Turning these news headlines into reality will not benefit a single country alone. They will not merely affect our own species. Properly handling these environmental issues will be favorable to most life on Earth, particularly its future inhabitants. We do share the problem with every lifeform but I would argue that the biggest burden lies in humanity’s hands. We possess the power to change the course of this planet. To me, this reveals our crucial role as stewards of life. We better do a good job because we only get one shot.
I will end this essay with my most favorite arrangement of words from Carl Sagan, who asked NASA to turn the Voyager 1 space probe’s camera around and take a photo of Earth from the edge of the Solar System (until this day the most distant photo of our planet).
“Look again at that dot. That’s here. That’s home. That’s us. On it everyone you love, everyone you know, everyone you ever heard of, every human being who ever was, lived out their lives. The aggregate of our joy and suffering, thousands of confident religions, ideologies, and economic doctrines, every hunter and forager, every hero and coward, every creator and destroyer of civilization, every king and peasant, every young couple in love, every mother and father, hopeful child, inventor and explorer, every teacher of morals, every corrupt politician, every “superstar,” every “supreme leader,” every saint and sinner in the history of our species lived there — on a mote of dust suspended in a sunbeam.
The Earth is a very small stage in a vast cosmic arena. Think of the rivers of blood spilled by all those generals and emperors so that, in glory and triumph, they could become the momentary masters of a fraction of a dot. Think of the endless cruelties visited by the inhabitants of one corner of this pixel on the scarcely distinguishable inhabitants of some other corner, how frequent their misunderstandings, how eager they are to kill one another, how fervent their hatreds.
Our posturings, our imagined self-importance, the delusion that we have some privileged position in the Universe, are challenged by this point of pale light. Our planet is a lonely speck in the great enveloping cosmic dark. In our obscurity, in all this vastness, there is no hint that help will come from elsewhere to save us from ourselves.
The Earth is the only world known so far to harbor life. There is nowhere else, at least in the near future, to which our species could migrate.
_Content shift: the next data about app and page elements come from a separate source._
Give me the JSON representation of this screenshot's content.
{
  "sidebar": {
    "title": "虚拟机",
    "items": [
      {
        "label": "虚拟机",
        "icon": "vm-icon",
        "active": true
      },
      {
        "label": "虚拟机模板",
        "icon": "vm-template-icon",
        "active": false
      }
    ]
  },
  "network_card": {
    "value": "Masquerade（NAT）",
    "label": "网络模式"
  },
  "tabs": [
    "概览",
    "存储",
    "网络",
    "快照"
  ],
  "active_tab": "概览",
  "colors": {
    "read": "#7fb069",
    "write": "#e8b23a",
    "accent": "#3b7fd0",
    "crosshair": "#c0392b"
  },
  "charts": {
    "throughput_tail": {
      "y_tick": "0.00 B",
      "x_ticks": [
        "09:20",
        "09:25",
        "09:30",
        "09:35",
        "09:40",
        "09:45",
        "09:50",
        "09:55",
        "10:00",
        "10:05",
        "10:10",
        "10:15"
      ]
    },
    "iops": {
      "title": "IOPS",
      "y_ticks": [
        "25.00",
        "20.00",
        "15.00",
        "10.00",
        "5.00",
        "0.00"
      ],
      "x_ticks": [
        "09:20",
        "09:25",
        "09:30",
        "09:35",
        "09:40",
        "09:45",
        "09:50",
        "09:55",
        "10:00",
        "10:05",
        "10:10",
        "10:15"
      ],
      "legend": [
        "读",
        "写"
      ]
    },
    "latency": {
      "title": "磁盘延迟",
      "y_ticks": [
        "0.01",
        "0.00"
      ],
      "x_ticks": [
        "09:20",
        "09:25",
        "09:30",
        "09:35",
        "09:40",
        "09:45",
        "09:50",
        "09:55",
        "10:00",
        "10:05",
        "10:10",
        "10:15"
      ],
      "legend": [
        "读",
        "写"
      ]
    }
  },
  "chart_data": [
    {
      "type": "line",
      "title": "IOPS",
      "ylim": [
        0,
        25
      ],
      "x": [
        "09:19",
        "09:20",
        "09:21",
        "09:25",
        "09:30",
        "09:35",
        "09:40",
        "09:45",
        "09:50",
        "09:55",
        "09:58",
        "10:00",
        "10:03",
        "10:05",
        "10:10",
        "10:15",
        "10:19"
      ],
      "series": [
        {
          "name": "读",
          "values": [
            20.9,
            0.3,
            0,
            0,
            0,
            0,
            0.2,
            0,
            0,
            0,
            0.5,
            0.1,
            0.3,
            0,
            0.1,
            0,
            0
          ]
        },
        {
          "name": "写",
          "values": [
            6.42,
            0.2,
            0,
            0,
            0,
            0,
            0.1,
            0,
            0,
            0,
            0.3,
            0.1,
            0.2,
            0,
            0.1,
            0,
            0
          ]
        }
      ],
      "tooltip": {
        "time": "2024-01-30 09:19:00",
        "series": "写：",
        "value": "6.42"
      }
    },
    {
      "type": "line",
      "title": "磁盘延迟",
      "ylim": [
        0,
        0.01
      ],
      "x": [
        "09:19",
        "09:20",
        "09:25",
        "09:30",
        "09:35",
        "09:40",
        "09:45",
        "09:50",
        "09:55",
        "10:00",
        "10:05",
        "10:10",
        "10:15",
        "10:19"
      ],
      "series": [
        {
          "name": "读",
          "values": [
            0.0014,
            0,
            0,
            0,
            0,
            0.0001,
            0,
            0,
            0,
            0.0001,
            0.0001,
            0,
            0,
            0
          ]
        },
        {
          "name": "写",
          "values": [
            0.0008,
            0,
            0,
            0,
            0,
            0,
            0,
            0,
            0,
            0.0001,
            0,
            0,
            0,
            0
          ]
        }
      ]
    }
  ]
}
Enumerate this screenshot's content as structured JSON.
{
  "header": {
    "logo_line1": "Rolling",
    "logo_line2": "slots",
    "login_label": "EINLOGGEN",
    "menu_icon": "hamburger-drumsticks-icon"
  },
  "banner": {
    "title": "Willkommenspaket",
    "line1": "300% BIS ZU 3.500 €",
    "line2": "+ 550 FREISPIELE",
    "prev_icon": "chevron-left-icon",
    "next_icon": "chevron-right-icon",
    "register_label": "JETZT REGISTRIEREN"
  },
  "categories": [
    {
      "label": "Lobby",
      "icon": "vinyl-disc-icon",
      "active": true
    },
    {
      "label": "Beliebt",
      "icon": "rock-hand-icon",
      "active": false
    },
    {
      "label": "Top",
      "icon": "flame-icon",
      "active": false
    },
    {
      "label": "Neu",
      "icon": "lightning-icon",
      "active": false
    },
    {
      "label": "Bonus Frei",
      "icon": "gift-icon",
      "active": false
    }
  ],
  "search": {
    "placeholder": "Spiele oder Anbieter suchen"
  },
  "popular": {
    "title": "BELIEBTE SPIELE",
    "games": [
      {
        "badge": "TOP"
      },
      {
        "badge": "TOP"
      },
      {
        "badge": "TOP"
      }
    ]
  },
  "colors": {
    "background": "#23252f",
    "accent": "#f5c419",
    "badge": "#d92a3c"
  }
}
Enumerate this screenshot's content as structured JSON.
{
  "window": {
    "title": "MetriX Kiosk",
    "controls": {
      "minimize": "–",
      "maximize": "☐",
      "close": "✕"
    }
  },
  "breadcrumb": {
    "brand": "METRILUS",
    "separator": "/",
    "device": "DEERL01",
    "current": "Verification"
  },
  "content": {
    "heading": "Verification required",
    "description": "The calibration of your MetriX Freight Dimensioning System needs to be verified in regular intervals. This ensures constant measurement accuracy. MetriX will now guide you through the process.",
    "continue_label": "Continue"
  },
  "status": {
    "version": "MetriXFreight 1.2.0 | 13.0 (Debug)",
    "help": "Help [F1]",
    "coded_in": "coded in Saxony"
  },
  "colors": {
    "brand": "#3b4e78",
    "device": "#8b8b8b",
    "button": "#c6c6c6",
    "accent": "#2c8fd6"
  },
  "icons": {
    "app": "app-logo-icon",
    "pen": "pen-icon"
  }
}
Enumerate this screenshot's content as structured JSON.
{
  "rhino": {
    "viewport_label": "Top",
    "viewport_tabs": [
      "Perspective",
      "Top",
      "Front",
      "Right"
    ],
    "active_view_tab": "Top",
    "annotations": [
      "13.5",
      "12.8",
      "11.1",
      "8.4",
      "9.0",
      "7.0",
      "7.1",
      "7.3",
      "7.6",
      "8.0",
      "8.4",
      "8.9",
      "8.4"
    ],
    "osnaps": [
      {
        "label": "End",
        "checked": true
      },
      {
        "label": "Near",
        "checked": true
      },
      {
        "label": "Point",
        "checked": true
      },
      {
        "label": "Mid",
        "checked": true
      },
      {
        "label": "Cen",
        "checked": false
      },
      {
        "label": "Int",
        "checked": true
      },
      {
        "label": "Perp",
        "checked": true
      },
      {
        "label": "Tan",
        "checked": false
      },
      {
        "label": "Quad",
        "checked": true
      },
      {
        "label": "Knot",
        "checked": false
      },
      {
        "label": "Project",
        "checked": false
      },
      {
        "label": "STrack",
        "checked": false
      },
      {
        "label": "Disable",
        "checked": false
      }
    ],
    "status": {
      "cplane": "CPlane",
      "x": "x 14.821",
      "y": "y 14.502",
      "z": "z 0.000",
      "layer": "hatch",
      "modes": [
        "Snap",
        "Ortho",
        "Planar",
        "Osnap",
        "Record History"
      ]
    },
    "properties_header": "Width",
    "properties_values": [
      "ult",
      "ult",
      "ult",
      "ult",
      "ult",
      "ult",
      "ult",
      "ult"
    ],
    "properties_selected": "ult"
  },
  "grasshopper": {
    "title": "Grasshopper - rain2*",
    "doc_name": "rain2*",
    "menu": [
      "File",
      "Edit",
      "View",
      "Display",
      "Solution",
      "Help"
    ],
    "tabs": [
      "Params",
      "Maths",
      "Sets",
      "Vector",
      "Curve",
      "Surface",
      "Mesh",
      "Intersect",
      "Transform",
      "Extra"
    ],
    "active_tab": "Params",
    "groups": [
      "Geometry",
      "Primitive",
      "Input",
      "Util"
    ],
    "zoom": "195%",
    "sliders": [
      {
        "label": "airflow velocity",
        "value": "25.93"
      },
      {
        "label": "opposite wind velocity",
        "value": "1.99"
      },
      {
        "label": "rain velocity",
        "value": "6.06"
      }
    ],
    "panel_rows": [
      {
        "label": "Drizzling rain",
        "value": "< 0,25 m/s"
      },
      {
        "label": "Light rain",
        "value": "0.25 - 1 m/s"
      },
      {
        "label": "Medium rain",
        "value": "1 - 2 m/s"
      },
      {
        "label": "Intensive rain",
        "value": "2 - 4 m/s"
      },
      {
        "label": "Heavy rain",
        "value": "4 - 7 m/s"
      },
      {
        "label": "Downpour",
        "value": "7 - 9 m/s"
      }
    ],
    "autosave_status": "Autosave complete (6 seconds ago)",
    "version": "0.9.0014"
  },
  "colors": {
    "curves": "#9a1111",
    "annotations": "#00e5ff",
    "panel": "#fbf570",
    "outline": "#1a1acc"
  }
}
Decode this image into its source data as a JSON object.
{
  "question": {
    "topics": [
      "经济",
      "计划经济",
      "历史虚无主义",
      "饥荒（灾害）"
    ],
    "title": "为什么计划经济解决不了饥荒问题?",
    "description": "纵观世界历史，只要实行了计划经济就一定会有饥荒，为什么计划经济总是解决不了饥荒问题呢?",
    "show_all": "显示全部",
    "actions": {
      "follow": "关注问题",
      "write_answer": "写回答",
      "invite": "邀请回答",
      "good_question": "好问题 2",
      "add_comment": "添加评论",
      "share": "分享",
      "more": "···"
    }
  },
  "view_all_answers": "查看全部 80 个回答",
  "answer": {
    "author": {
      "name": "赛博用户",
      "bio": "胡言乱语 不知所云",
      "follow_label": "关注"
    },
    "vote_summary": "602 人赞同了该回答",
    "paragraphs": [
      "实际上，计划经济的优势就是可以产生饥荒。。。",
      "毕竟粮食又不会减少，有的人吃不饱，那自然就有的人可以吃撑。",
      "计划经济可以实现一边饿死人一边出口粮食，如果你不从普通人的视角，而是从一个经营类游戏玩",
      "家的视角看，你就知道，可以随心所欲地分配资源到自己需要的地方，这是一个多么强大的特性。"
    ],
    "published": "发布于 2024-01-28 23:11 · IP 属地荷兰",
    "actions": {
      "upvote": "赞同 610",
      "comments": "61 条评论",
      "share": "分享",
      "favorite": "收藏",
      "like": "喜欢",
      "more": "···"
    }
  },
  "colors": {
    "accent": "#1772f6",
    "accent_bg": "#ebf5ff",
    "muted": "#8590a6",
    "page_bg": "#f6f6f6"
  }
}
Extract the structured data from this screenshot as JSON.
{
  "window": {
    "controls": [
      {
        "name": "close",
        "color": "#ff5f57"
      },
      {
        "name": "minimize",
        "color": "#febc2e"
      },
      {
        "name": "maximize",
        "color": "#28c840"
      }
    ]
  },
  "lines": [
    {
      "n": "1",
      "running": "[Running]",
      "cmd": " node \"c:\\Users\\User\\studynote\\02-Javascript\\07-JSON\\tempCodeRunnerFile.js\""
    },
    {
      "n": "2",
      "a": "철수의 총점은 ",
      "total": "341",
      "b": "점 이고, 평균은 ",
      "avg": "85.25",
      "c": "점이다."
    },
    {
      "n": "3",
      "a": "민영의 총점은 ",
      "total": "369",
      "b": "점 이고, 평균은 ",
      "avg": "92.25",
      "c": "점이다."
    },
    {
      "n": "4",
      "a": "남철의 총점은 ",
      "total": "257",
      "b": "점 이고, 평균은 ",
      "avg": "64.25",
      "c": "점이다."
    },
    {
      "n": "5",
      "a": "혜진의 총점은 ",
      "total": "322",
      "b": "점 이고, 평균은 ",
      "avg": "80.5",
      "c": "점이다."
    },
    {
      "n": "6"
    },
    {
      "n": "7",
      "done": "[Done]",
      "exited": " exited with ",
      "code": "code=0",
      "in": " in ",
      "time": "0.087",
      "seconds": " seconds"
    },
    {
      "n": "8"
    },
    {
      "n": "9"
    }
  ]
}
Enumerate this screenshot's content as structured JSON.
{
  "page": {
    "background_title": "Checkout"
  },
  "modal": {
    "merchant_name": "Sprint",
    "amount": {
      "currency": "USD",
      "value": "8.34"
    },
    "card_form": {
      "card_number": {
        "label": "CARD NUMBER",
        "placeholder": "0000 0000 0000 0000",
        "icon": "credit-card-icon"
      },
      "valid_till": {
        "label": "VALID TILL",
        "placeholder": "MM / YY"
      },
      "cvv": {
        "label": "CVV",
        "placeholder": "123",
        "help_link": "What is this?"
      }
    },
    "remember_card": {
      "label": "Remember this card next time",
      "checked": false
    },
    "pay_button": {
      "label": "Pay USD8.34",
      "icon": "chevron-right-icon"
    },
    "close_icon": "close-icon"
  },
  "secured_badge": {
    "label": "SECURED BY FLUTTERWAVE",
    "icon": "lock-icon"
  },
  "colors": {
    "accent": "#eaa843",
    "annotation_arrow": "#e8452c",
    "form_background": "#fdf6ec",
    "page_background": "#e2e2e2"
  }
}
Visit, yes. Settle, not yet. Like it or not, for the moment the Earth is where we make our stand.
It has been said that astronomy is a humbling and character-building experience. There is perhaps no better demonstration of the folly of human conceits than this distant image of our tiny world. To me, it underscores our responsibility to deal more kindly with one another, and to preserve and cherish the pale blue dot, the only home we’ve ever known.”
— Carl Sagan, Pale Blue Dot, 1994
- Except for the first item, the “News Headlines From The Future” list originally came from the season finale of Cosmos: Possible Worlds TV series
Related read: https://waitbutwhy.com/2019/08/giants.html